Website and app data records

%%

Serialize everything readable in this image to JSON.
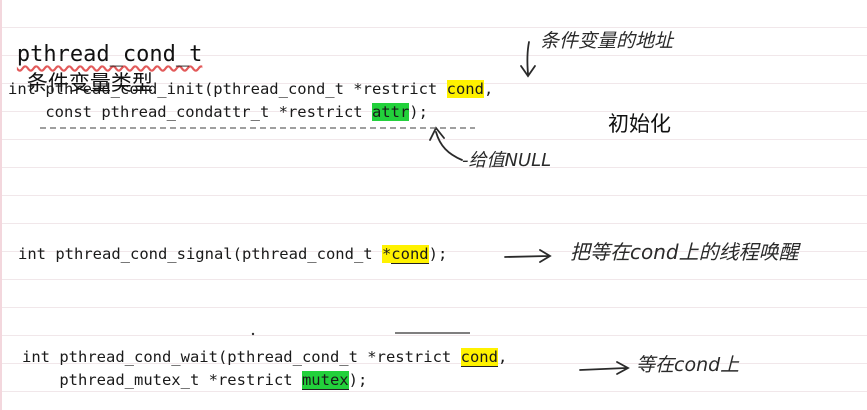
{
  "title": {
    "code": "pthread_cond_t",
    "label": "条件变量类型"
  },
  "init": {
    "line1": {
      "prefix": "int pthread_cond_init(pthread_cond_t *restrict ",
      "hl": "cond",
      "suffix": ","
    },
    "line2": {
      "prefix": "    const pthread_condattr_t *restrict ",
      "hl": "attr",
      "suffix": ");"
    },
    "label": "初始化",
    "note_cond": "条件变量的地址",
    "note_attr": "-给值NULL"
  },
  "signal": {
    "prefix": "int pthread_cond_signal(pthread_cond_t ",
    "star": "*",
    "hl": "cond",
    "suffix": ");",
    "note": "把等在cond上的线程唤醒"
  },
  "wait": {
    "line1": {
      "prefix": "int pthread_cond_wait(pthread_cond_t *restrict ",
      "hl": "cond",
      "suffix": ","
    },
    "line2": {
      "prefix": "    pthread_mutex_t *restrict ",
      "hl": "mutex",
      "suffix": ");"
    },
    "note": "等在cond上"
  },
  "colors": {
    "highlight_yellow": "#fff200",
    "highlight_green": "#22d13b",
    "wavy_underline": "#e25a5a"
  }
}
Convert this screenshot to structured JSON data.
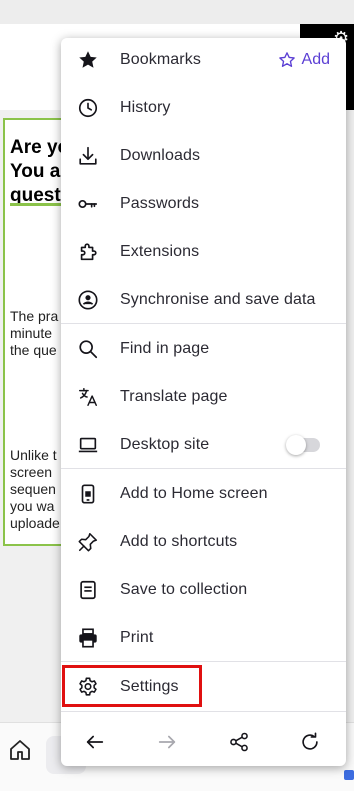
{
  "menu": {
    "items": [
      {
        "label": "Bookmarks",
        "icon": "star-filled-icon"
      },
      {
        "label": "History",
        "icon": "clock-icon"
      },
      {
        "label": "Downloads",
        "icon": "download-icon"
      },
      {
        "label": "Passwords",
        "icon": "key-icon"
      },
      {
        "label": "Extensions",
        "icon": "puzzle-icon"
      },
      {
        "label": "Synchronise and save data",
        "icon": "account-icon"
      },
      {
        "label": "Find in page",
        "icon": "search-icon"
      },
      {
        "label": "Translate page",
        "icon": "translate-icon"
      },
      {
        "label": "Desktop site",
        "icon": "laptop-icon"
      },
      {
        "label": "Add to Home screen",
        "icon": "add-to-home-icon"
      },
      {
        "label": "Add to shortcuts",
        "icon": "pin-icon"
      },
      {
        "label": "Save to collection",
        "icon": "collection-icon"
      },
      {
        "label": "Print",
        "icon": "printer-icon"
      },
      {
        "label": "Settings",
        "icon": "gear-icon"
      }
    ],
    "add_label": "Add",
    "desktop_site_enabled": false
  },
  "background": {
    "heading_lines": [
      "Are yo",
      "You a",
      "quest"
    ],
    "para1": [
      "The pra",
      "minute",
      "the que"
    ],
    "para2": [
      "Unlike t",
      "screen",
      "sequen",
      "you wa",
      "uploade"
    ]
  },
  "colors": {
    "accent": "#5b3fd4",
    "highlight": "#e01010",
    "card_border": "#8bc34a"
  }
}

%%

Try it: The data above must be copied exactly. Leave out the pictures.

Final answer:
Serialize everything readable in this image to JSON.
{
  "title": {
    "code": "pthread_cond_t",
    "label": "条件变量类型"
  },
  "init": {
    "line1": {
      "prefix": "int pthread_cond_init(pthread_cond_t *restrict ",
      "hl": "cond",
      "suffix": ","
    },
    "line2": {
      "prefix": "    const pthread_condattr_t *restrict ",
      "hl": "attr",
      "suffix": ");"
    },
    "label": "初始化",
    "note_cond": "条件变量的地址",
    "note_attr": "-给值NULL"
  },
  "signal": {
    "prefix": "int pthread_cond_signal(pthread_cond_t ",
    "star": "*",
    "hl": "cond",
    "suffix": ");",
    "note": "把等在cond上的线程唤醒"
  },
  "wait": {
    "line1": {
      "prefix": "int pthread_cond_wait(pthread_cond_t *restrict ",
      "hl": "cond",
      "suffix": ","
    },
    "line2": {
      "prefix": "    pthread_mutex_t *restrict ",
      "hl": "mutex",
      "suffix": ");"
    },
    "note": "等在cond上"
  },
  "colors": {
    "highlight_yellow": "#fff200",
    "highlight_green": "#22d13b",
    "wavy_underline": "#e25a5a"
  }
}
Convert this screenshot to structured JSON data.
{
  "menu": {
    "items": [
      {
        "label": "Bookmarks",
        "icon": "star-filled-icon"
      },
      {
        "label": "History",
        "icon": "clock-icon"
      },
      {
        "label": "Downloads",
        "icon": "download-icon"
      },
      {
        "label": "Passwords",
        "icon": "key-icon"
      },
      {
        "label": "Extensions",
        "icon": "puzzle-icon"
      },
      {
        "label": "Synchronise and save data",
        "icon": "account-icon"
      },
      {
        "label": "Find in page",
        "icon": "search-icon"
      },
      {
        "label": "Translate page",
        "icon": "translate-icon"
      },
      {
        "label": "Desktop site",
        "icon": "laptop-icon"
      },
      {
        "label": "Add to Home screen",
        "icon": "add-to-home-icon"
      },
      {
        "label": "Add to shortcuts",
        "icon": "pin-icon"
      },
      {
        "label": "Save to collection",
        "icon": "collection-icon"
      },
      {
        "label": "Print",
        "icon": "printer-icon"
      },
      {
        "label": "Settings",
        "icon": "gear-icon"
      }
    ],
    "add_label": "Add",
    "desktop_site_enabled": false
  },
  "background": {
    "heading_lines": [
      "Are yo",
      "You a",
      "quest"
    ],
    "para1": [
      "The pra",
      "minute",
      "the que"
    ],
    "para2": [
      "Unlike t",
      "screen",
      "sequen",
      "you wa",
      "uploade"
    ]
  },
  "colors": {
    "accent": "#5b3fd4",
    "highlight": "#e01010",
    "card_border": "#8bc34a"
  }
}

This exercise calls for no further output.